My grandson is into pirates. Between the daily swashbuckling, the crooked bandanas, and the black eye patch, I try to sneak in lessons about bad pirates and good pirates. It’s difficult sometimes because pirate aspirations are to pillage and plunder. Is it any wonder the response of my pirate-with-a-pacifier is a steady aarrrgh!?
They say that good habits and good lessons are better caught than taught. I’m used to other phrases, like “do as I say, not as I do,” and the old-school “because I said so.” Grandparents are supposed to have earned a respite from these axioms, but when you’re in the position of raising your grandchildren, you don’t get to take a break. You lean into these new responsibilities with the knowledge that you’re not only trying to save these babes from the bad, bad, world, but sometimes, from specific parental footsteps you don’t want them to follow.
In our home, we teach them to greet visitors upon their arrival, but what they sometimes witness is their own parent not acknowledging the grandparents. Shouldn’t whining and crying be an out for grandparents to give in? Why do we find ourselves being the delayers of gratification most of the time? Time-outs? I dream of time alone in a corner by myself!
Even though it didn’t work out as you planned with your own children, you still want the same for your grandkids: to love them, to teach them, and to save them from bad things.
For now, I feel capable of saving my pirate Ryan from most of the bad things that could happen to a three year-old. I know one day he’ll grow out of pirates and move on to action figures and superheroes.
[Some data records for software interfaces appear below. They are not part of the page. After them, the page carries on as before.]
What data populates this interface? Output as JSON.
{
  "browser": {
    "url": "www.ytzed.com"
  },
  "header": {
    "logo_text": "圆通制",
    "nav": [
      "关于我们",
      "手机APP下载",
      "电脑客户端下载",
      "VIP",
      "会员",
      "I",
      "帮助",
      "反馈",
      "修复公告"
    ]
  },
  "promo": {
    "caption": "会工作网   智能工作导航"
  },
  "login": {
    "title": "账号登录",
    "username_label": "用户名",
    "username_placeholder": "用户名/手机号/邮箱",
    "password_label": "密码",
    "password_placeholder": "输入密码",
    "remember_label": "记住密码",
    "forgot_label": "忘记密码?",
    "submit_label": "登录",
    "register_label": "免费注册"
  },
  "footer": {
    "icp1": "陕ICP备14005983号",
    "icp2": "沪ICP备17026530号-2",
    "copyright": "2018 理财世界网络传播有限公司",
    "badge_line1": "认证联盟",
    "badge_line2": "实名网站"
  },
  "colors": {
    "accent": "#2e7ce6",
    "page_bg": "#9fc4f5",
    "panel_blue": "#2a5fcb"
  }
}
Then he can go and save the world.
In the meantime, my two buccaneers and I will cross swords and learn about good and bad. And I’ll teach them the best lesson of all: unconditional love.